So to put it in perspective, the mainstream corporate law position is that courts can't overturn a decision merely because it is obviously dumb and that people who think the courts should do so are radical liberals. Jonathan's lawsuit wouldn't even get by the radical liberals.


I live in Arizona. In the original Bad News Bears, Chico's Bail Bonds was the team's sponsor. Back in high school, my friend insisted we name our band Chico's Bail Bonds, which was immediately and abrasively shot down. In my friend's honor, I adopted it years later as my screen name.

Posted by: Chico's Bail Bonds at June 4, 2006 04:19 PM


Thanks for taking time to reply and translate the lawyer lingo into English.

It would seem that the interpretation of law has much to do with who the judges are which has always been my impression of our court system but I do understand what you are saying that the decisions by the board would have to be stupid in the extreme.

Having said that Eisner sounds like a real jack-ass from what Bainbridge concludes at the end of his column,

"The facts suggest that Eisner hired his buddy Ovitz, fell out with Ovitz and wanted him gone, cut very lucrative deals for his friend Ovitz both on the way in and on the way out, all the while railroading the deals past a complacent and compliant board. The story that emerges is one of cronyism and backroom deals in which preservation of face was put ahead of the corporation's best interests. As such, the case does not necessarily presage the emergence of what Allen called "'"objective' evaluation of the decision" made by a board. Instead, this looks like another case in which "we have reason to disbelieve the protestations of good faith by directors who reach 'irrational' conclusions?" Michael P. Dooley, Fundamentals of Corporation Law 263 (1995). Once again, a seeming inquiry into the rationality of the decision arguably masks an underlying search for conflicted interests and self-dealing."

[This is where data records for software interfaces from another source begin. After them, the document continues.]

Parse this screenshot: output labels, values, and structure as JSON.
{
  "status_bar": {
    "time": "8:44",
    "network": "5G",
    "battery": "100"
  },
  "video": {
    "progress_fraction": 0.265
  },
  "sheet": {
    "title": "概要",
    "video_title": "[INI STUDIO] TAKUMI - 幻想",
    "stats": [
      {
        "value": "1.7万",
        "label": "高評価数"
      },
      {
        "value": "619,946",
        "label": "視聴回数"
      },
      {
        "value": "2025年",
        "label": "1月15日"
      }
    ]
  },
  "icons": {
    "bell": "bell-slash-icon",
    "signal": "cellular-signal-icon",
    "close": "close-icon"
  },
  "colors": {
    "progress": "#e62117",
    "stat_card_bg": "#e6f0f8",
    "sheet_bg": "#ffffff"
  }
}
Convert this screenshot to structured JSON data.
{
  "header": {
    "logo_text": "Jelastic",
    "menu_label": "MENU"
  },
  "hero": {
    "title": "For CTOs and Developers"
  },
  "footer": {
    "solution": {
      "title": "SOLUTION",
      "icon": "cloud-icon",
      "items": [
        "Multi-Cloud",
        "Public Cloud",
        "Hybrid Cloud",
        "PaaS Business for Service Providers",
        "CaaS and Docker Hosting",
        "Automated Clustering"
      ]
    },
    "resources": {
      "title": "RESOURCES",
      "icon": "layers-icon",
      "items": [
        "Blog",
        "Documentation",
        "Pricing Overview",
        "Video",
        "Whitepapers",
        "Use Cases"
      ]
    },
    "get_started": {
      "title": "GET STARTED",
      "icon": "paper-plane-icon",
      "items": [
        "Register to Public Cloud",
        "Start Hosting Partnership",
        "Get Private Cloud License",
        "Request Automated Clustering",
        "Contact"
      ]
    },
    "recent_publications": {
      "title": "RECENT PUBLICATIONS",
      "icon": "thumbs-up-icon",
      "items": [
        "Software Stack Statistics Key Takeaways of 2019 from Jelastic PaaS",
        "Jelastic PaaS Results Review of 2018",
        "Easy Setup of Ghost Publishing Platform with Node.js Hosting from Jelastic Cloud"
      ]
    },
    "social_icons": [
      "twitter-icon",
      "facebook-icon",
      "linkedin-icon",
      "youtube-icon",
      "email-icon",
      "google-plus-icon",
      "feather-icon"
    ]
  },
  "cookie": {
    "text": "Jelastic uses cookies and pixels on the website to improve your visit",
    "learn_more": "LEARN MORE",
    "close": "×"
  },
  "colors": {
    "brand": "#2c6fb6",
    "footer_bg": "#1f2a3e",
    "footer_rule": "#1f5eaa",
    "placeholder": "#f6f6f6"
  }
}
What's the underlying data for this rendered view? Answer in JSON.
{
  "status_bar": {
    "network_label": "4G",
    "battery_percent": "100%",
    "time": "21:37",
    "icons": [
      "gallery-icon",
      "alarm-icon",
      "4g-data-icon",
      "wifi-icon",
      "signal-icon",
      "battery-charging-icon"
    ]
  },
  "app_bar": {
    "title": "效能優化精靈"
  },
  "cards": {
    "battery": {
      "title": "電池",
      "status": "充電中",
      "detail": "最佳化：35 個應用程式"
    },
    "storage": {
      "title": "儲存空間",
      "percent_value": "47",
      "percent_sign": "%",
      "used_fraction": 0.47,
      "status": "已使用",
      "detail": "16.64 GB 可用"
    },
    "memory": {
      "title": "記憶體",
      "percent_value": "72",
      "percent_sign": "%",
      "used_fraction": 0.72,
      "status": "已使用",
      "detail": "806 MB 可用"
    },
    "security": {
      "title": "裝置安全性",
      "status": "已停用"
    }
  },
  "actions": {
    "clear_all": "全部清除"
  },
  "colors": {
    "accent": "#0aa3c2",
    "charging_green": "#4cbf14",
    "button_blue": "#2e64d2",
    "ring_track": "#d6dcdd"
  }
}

So if there is a conflict of interest as in Eisner clearly costing Disney money with his lucrative deals with Ovitz by "railroading" deals past a "compliant" board don't you think the major shareholders, the actual owner's of the corporation, would have a right to do something about Eisner's incompetence? I realize this is a different topic than a hypothetical suing because Disney allowed one of its news outlets to report damaging information about Disney but still I am curious as to how you feel about this.

Sorry about the confusion over your moniker, there is actually a Chico's Bail Bonds in my area. Not that I have ever been in the position to have needed their services, I found it with a google search.

By the way I am a musician as well I play the saxophone and flute, jazz mostly.

Posted by: rob payne at June 4, 2006 08:19 PM